( CNN ) - Chinese workers and army soldiers were racing to sweep snow-covered highways and unclog railway routes for millions of travelers trapped by cold weather.
More than 67 million people have been affected by the weather and economic losses are expected to reach as much as $3 billion, Chinese officials say.
Blizzards have snapped power lines and destroyed houses and farmland, prompting fears of food and energy shortages. Twenty-four people have died and some 827,000 people have been evacuated in 14 different provinces, the Ministry of Civil Affairs said Monday.
In the past week, the snowstorms have hit the provinces in central, eastern and southern China -- places that are used to mild winters, not extreme wintry blasts.
"We've never seen such a cold weather lasting for such long a time," said Tang Shan, a man in his 70s in Changsha, the capital of Hunan province. "The last time we had one here was over 50 years ago, and not this bad."
The snow and sleet have paralyzed roads, railways and airports, leaving tens of millions of travelers marooned, officials say. Many of them are bound for home ahead of the traditional Lunar New Year, also known as the Spring Festival, which falls on February 7.
For several days before and after that day, an estimated 178 million Chinese will travel by train, and 22 million more by plane, officials say. Millions more will take long-haul vans and buses.
The Lunar New Year travel is China's busiest travel period of the year. But the cold snap is hampering travel plans. Railway and highway routes have been brought to a standstill, several regional airports have been closed and many provinces have imposed power "brownouts" to conserve energy.
On Hunan's major highways, more than 60,000 bus riders were stranded because of icy roads.
In the southern city of Guangzhou, as many as 500,000 train passengers were stranded the past few days when a power failure in neighboring Hunan province crippled the regular train services, local officials said. About 100,000 passengers packed the square in front of the train station while others found shelter in schools and other public buildings while waiting for their trains.
Even the local stock market seems affected by the nasty weather. The Shanghai composite index dropped by more than 7 percent on Monday, dragged in part by investors' concerns over the damage caused by the foul winter weather. Worst hit were transport and power stocks.
Chinese premier Wen Jiabao has ordered urgent measures to unclog the transport jam and ensure a steady supply of food and energy.
"Let us mobilize urgently and work as one to wage this tough battle against the disaster," he said in an emergency meeting. "Let's ensure that the people enjoy a joyful and auspicious Spring Festival."

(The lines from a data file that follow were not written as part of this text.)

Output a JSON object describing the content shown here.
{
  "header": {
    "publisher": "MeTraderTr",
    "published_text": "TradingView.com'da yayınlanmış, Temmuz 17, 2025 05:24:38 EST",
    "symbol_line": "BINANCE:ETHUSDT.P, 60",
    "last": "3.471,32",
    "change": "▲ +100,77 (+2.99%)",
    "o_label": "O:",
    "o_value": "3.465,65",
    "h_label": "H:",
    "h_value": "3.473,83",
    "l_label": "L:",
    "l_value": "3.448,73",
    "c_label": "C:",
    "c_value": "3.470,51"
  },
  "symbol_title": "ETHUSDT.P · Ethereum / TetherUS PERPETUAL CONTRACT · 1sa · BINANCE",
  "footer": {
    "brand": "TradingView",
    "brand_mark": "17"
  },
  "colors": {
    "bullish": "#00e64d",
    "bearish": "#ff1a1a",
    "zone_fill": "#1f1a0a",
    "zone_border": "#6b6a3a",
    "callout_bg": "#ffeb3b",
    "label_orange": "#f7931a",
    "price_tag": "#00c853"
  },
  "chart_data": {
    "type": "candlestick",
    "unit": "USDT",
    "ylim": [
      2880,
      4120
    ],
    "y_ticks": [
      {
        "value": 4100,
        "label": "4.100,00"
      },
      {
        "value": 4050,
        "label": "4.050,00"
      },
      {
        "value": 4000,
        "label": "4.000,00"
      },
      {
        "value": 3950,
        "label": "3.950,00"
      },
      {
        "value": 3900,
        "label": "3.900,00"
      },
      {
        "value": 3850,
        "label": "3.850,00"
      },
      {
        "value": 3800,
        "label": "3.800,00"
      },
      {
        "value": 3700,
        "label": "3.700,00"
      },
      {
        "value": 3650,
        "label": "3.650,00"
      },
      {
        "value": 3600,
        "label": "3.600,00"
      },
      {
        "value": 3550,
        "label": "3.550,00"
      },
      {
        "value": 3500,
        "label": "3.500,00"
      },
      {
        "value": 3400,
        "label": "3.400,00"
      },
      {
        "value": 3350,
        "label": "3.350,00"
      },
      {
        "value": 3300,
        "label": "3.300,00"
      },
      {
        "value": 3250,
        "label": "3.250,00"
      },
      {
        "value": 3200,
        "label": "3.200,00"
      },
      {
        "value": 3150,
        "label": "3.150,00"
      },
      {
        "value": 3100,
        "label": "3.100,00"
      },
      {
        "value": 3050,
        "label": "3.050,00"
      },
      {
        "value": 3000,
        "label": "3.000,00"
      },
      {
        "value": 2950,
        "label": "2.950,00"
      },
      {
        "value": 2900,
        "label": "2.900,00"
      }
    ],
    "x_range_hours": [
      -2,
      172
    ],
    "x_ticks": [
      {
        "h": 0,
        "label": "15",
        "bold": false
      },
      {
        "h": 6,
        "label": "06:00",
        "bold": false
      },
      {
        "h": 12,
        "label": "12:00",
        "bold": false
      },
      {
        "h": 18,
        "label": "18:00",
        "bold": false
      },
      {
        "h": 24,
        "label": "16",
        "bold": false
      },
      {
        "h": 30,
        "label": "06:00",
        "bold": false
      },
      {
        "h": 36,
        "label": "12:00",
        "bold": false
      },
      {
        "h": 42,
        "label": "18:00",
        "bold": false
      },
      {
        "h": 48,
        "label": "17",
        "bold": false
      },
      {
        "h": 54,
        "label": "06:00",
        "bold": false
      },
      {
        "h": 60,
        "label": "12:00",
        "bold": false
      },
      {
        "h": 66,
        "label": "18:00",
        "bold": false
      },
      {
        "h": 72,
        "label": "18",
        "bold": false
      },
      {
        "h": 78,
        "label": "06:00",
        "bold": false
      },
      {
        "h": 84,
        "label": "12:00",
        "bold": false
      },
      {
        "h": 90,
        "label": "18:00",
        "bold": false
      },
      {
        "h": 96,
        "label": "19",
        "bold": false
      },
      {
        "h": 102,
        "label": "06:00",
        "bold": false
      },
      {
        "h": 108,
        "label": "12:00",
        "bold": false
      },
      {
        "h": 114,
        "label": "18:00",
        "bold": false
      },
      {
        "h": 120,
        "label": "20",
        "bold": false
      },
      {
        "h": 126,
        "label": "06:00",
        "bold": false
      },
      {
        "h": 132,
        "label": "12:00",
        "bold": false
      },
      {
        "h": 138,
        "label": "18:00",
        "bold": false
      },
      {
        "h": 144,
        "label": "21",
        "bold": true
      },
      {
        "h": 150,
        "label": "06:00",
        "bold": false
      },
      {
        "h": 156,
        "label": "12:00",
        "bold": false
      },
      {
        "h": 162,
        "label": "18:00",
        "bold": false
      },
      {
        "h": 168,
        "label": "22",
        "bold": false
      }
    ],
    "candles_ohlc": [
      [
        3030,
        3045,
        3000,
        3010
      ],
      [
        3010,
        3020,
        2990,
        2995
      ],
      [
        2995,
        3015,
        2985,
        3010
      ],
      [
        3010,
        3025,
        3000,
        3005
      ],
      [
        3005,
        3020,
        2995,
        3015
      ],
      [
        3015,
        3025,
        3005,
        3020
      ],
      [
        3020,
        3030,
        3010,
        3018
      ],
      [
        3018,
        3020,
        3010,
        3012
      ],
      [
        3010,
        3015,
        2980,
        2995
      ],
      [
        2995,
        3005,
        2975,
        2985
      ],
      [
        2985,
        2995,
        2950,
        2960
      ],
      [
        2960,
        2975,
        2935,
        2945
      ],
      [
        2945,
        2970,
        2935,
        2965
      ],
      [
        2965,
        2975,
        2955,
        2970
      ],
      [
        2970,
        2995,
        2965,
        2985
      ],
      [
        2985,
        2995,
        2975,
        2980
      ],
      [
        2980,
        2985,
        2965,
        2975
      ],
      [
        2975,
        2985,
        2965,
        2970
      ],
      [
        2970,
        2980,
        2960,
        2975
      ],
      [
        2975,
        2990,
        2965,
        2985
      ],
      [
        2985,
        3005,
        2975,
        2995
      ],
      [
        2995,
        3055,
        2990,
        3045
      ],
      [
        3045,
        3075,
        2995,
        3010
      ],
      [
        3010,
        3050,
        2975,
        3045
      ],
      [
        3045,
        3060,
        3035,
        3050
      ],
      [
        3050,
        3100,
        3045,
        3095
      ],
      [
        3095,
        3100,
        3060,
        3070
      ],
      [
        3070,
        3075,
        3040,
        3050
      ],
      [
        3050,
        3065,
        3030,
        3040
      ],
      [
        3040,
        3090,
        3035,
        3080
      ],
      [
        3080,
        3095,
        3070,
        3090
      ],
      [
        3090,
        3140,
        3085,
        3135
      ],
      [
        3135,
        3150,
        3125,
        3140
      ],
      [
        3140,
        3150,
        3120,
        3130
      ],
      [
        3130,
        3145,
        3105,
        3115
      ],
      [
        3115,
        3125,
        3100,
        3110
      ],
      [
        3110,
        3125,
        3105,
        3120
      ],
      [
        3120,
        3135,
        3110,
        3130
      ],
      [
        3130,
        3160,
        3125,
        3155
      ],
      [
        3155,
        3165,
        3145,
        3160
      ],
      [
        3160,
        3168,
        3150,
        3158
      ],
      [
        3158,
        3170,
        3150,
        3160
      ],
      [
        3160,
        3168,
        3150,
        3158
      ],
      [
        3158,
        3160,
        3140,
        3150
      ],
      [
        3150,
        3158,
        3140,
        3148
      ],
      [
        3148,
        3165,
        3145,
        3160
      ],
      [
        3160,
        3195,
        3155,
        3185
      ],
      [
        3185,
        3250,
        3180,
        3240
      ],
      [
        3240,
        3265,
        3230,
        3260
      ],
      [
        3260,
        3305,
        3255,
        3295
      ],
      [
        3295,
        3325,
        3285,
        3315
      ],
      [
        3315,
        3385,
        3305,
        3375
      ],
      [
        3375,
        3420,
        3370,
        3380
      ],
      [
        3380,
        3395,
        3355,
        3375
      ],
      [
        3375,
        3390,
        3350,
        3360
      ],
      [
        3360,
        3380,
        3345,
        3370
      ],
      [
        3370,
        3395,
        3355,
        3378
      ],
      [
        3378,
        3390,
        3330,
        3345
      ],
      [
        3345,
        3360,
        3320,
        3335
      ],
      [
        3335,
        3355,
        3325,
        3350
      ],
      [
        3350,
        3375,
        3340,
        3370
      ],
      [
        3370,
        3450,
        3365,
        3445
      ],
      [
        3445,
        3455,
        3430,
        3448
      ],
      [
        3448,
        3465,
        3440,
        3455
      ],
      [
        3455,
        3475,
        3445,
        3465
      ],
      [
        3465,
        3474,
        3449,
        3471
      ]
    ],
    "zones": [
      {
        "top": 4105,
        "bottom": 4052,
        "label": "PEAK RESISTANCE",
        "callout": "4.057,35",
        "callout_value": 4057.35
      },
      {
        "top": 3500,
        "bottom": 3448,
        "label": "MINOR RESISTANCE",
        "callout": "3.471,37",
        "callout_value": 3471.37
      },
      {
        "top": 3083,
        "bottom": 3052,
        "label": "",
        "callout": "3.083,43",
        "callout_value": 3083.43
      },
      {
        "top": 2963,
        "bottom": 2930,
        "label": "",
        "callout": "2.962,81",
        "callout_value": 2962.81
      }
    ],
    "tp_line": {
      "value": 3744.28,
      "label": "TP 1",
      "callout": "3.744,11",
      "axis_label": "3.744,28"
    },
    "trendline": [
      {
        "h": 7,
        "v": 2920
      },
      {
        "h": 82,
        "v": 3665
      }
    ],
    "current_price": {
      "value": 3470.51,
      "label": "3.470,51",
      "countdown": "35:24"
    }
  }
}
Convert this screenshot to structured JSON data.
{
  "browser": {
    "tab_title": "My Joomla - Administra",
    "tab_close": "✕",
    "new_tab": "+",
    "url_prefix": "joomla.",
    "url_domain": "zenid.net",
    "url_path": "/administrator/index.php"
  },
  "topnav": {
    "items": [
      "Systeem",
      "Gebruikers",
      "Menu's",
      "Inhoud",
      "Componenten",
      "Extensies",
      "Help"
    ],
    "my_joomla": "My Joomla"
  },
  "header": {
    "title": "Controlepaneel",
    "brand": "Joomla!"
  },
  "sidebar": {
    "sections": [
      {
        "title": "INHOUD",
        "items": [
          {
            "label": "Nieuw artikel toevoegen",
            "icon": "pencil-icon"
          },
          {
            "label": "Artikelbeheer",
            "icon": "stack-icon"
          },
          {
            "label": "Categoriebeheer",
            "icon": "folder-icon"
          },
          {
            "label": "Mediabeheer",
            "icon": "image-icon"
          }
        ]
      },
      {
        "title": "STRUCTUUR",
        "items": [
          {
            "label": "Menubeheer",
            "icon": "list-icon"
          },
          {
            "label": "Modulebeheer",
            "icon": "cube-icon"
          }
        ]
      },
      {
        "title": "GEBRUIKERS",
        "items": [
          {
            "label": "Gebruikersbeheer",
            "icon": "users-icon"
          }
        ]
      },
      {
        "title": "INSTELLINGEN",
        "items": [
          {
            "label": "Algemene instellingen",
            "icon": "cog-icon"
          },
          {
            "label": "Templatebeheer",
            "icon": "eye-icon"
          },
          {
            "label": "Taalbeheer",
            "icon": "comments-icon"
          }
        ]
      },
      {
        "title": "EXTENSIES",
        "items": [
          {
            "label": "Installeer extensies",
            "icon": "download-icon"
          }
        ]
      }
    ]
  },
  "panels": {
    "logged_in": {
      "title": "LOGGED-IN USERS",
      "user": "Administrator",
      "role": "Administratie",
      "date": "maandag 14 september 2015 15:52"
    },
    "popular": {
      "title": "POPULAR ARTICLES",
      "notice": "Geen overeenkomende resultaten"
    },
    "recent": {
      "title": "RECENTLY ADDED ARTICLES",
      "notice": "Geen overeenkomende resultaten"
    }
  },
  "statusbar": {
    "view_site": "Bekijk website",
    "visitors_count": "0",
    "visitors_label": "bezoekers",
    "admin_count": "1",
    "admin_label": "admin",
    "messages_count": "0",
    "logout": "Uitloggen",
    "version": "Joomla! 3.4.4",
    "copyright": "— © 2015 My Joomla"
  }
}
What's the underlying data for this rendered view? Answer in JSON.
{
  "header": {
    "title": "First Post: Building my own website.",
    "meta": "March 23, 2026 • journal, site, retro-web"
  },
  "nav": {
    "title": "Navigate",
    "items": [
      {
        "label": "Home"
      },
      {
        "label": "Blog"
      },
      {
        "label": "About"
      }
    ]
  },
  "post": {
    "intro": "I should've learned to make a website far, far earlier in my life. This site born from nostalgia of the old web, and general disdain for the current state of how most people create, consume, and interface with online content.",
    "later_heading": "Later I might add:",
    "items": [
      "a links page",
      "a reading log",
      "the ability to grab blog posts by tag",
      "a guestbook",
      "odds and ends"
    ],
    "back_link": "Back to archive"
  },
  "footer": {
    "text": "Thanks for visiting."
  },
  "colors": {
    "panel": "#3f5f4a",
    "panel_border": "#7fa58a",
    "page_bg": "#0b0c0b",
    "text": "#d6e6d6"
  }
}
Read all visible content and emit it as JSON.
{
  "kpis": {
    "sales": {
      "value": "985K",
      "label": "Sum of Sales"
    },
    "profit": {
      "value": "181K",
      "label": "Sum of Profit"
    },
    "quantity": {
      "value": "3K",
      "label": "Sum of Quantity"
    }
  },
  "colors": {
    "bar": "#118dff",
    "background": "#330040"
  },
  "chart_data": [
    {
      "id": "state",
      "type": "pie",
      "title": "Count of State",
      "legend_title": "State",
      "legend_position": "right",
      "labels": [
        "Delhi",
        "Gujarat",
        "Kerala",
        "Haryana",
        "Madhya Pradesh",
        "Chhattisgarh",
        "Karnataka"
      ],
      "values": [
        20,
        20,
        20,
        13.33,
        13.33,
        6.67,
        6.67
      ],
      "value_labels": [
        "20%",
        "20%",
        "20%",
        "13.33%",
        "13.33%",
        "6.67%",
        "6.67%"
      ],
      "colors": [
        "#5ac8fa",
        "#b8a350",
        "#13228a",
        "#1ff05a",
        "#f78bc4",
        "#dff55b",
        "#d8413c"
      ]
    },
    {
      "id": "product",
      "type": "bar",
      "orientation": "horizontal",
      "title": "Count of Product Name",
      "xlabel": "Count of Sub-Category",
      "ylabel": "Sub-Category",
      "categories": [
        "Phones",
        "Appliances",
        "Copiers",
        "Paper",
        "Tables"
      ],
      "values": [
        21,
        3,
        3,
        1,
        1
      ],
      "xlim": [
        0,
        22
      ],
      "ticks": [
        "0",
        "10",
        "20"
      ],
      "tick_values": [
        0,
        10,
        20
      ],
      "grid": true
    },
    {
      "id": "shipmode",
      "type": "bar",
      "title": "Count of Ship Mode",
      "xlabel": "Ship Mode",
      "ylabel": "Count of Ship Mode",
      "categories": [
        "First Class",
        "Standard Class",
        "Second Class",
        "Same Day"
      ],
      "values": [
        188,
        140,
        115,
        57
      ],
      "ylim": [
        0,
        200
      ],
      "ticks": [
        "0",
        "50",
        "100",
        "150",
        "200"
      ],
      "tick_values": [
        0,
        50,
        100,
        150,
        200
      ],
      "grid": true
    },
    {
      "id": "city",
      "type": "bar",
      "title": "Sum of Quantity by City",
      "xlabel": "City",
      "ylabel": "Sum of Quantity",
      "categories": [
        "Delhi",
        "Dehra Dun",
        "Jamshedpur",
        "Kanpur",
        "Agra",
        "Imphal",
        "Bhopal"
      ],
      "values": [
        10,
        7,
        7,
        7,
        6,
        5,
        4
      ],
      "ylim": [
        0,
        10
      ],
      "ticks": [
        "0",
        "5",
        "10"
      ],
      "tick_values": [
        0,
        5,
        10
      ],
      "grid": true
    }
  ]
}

But more miserable weather is expected. China's weather bureau Monday issued a rare "red alert," warning of more severe snowstorms in the coming days. If so, the number of stranded travelers will surely swell.
Tang Shan, the retired official in Hunan, is staying put instead of joining the holiday exodus. Even so, he finds the frigid weather a big nuisance.
"Hospitals now treat children who caught colds and old people who sprained bones after slipping and falling," he says. "Even just walking in the icy street is perilous."